Every record shown below is to be output exactly.

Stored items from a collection
<<<<

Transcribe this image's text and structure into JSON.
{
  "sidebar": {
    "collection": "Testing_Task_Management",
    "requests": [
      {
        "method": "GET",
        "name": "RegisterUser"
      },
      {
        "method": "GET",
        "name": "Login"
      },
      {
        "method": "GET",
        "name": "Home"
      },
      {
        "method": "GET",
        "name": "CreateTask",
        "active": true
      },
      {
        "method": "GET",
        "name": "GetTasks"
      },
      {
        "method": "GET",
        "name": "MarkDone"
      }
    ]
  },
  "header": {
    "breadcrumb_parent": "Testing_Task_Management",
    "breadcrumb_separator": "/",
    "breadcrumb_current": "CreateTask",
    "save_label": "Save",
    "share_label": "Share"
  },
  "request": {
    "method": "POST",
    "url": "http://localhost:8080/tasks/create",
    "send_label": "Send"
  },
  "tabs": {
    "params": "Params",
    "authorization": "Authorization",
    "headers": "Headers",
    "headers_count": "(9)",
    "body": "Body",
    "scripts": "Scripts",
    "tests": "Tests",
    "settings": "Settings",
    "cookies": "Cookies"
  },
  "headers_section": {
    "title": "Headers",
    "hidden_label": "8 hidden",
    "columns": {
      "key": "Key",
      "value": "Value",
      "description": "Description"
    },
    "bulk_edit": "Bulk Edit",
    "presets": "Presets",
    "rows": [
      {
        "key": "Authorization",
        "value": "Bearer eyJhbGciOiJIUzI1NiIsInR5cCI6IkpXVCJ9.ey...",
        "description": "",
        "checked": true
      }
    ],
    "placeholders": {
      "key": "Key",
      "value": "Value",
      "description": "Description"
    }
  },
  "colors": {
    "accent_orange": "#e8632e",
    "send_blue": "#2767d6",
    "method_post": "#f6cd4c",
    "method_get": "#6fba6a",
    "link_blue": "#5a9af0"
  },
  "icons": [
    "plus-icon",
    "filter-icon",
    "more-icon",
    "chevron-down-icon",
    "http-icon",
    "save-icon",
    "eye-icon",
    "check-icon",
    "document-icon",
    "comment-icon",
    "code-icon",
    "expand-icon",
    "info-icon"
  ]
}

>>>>

▶ [Task result]
Transcribe this image's text and structure into JSON.
{
  "sidebar": {
    "collection": "Testing_Task_Management",
    "requests": [
      {
        "method": "GET",
        "name": "RegisterUser"
      },
      {
        "method": "GET",
        "name": "Login"
      },
      {
        "method": "GET",
        "name": "Home"
      },
      {
        "method": "GET",
        "name": "CreateTask",
        "active": true
      },
      {
        "method": "GET",
        "name": "GetTasks"
      },
      {
        "method": "GET",
        "name": "MarkDone"
      }
    ]
  },
  "header": {
    "breadcrumb_parent": "Testing_Task_Management",
    "breadcrumb_separator": "/",
    "breadcrumb_current": "CreateTask",
    "save_label": "Save",
    "share_label": "Share"
  },
  "request": {
    "method": "POST",
    "url": "http://localhost:8080/tasks/create",
    "send_label": "Send"
  },
  "tabs": {
    "params": "Params",
    "authorization": "Authorization",
    "headers": "Headers",
    "headers_count": "(9)",
    "body": "Body",
    "scripts": "Scripts",
    "tests": "Tests",
    "settings": "Settings",
    "cookies": "Cookies"
  },
  "headers_section": {
    "title": "Headers",
    "hidden_label": "8 hidden",
    "columns": {
      "key": "Key",
      "value": "Value",
      "description": "Description"
    },
    "bulk_edit": "Bulk Edit",
    "presets": "Presets",
    "rows": [
      {
        "key": "Authorization",
        "value": "Bearer eyJhbGciOiJIUzI1NiIsInR5cCI6IkpXVCJ9.ey...",
        "description": "",
        "checked": true
      }
    ],
    "placeholders": {
      "key": "Key",
      "value": "Value",
      "description": "Description"
    }
  },
  "colors": {
    "accent_orange": "#e8632e",
    "send_blue": "#2767d6",
    "method_post": "#f6cd4c",
    "method_get": "#6fba6a",
    "link_blue": "#5a9af0"
  },
  "icons": [
    "plus-icon",
    "filter-icon",
    "more-icon",
    "chevron-down-icon",
    "http-icon",
    "save-icon",
    "eye-icon",
    "check-icon",
    "document-icon",
    "comment-icon",
    "code-icon",
    "expand-icon",
    "info-icon"
  ]
}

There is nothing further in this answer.